Input data:
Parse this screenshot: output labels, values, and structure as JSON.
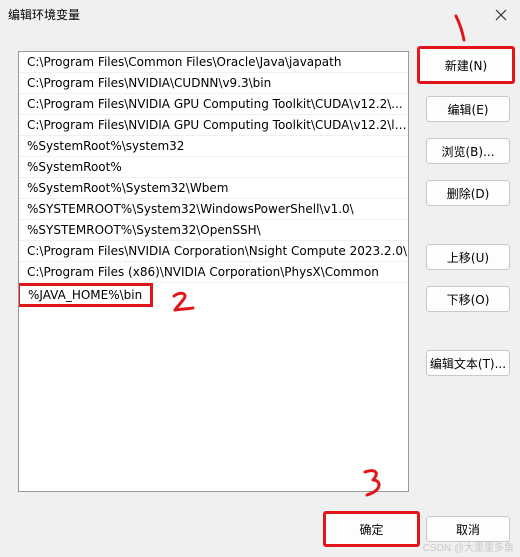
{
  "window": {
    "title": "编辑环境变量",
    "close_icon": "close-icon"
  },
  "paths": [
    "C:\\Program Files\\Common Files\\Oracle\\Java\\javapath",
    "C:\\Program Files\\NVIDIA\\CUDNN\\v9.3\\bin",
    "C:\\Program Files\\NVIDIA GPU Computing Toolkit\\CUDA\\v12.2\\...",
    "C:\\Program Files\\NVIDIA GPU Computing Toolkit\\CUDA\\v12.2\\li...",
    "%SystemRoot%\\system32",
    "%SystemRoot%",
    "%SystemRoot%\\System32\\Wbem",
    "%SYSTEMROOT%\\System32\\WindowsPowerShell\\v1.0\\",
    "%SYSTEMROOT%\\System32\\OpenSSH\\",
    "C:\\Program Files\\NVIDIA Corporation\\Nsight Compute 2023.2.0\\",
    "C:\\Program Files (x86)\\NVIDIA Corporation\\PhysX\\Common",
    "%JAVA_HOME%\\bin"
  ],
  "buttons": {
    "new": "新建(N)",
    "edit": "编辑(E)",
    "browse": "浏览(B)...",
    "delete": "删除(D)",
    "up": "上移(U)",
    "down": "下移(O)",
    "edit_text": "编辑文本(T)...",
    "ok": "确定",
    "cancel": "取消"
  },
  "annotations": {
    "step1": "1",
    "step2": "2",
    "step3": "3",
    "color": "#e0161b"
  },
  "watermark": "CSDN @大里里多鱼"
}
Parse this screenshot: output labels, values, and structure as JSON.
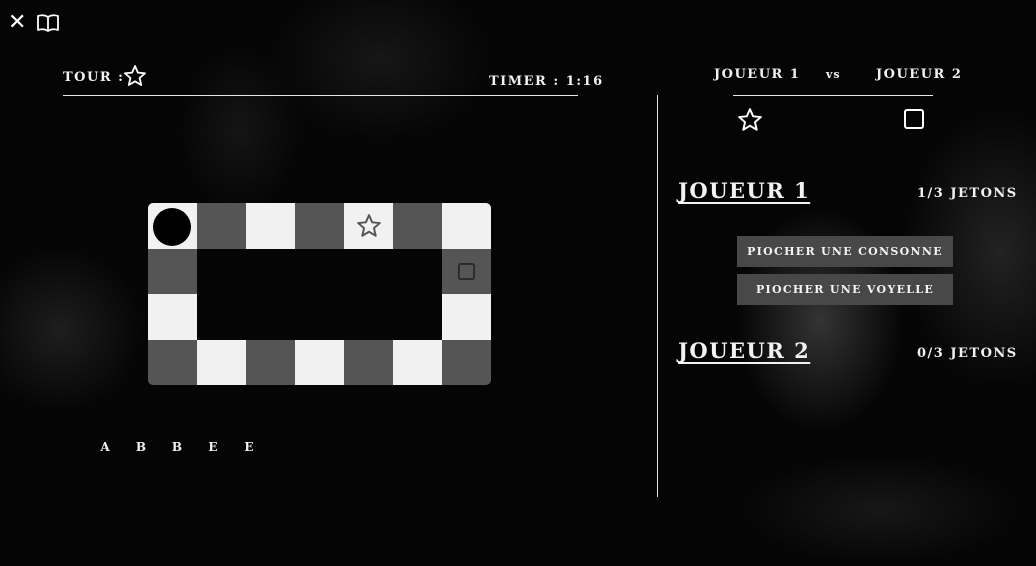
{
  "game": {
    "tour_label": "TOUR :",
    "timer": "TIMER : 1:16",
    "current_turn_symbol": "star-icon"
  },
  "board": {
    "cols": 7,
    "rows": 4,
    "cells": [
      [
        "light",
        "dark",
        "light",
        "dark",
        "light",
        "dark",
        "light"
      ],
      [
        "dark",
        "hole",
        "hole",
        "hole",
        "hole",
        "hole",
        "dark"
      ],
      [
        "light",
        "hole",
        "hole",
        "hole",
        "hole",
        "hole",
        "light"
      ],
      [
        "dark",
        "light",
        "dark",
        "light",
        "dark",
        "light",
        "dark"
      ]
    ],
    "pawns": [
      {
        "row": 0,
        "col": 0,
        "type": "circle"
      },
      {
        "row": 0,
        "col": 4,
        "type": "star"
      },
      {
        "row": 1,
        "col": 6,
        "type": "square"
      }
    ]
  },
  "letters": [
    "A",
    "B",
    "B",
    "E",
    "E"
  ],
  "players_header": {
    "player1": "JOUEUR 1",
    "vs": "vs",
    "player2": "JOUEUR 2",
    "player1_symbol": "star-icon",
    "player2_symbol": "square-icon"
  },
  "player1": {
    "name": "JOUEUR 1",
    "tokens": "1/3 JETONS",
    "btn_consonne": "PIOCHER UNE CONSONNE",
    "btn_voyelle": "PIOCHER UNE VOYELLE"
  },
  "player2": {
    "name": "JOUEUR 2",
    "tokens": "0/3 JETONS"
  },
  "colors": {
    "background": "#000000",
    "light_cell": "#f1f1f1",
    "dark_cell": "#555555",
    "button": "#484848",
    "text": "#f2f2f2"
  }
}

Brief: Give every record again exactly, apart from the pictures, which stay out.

Result below:
Parse this screenshot: output labels, values, and structure as JSON.
{
  "window": {
    "title": "编辑环境变量",
    "close_icon": "close-icon"
  },
  "paths": [
    "C:\\Program Files\\Common Files\\Oracle\\Java\\javapath",
    "C:\\Program Files\\NVIDIA\\CUDNN\\v9.3\\bin",
    "C:\\Program Files\\NVIDIA GPU Computing Toolkit\\CUDA\\v12.2\\...",
    "C:\\Program Files\\NVIDIA GPU Computing Toolkit\\CUDA\\v12.2\\li...",
    "%SystemRoot%\\system32",
    "%SystemRoot%",
    "%SystemRoot%\\System32\\Wbem",
    "%SYSTEMROOT%\\System32\\WindowsPowerShell\\v1.0\\",
    "%SYSTEMROOT%\\System32\\OpenSSH\\",
    "C:\\Program Files\\NVIDIA Corporation\\Nsight Compute 2023.2.0\\",
    "C:\\Program Files (x86)\\NVIDIA Corporation\\PhysX\\Common",
    "%JAVA_HOME%\\bin"
  ],
  "buttons": {
    "new": "新建(N)",
    "edit": "编辑(E)",
    "browse": "浏览(B)...",
    "delete": "删除(D)",
    "up": "上移(U)",
    "down": "下移(O)",
    "edit_text": "编辑文本(T)...",
    "ok": "确定",
    "cancel": "取消"
  },
  "annotations": {
    "step1": "1",
    "step2": "2",
    "step3": "3",
    "color": "#e0161b"
  },
  "watermark": "CSDN @大里里多鱼"
}
Parse this screenshot: output labels, values, and structure as JSON.
{
  "game": {
    "tour_label": "TOUR :",
    "timer": "TIMER : 1:16",
    "current_turn_symbol": "star-icon"
  },
  "board": {
    "cols": 7,
    "rows": 4,
    "cells": [
      [
        "light",
        "dark",
        "light",
        "dark",
        "light",
        "dark",
        "light"
      ],
      [
        "dark",
        "hole",
        "hole",
        "hole",
        "hole",
        "hole",
        "dark"
      ],
      [
        "light",
        "hole",
        "hole",
        "hole",
        "hole",
        "hole",
        "light"
      ],
      [
        "dark",
        "light",
        "dark",
        "light",
        "dark",
        "light",
        "dark"
      ]
    ],
    "pawns": [
      {
        "row": 0,
        "col": 0,
        "type": "circle"
      },
      {
        "row": 0,
        "col": 4,
        "type": "star"
      },
      {
        "row": 1,
        "col": 6,
        "type": "square"
      }
    ]
  },
  "letters": [
    "A",
    "B",
    "B",
    "E",
    "E"
  ],
  "players_header": {
    "player1": "JOUEUR 1",
    "vs": "vs",
    "player2": "JOUEUR 2",
    "player1_symbol": "star-icon",
    "player2_symbol": "square-icon"
  },
  "player1": {
    "name": "JOUEUR 1",
    "tokens": "1/3 JETONS",
    "btn_consonne": "PIOCHER UNE CONSONNE",
    "btn_voyelle": "PIOCHER UNE VOYELLE"
  },
  "player2": {
    "name": "JOUEUR 2",
    "tokens": "0/3 JETONS"
  },
  "colors": {
    "background": "#000000",
    "light_cell": "#f1f1f1",
    "dark_cell": "#555555",
    "button": "#484848",
    "text": "#f2f2f2"
  }
}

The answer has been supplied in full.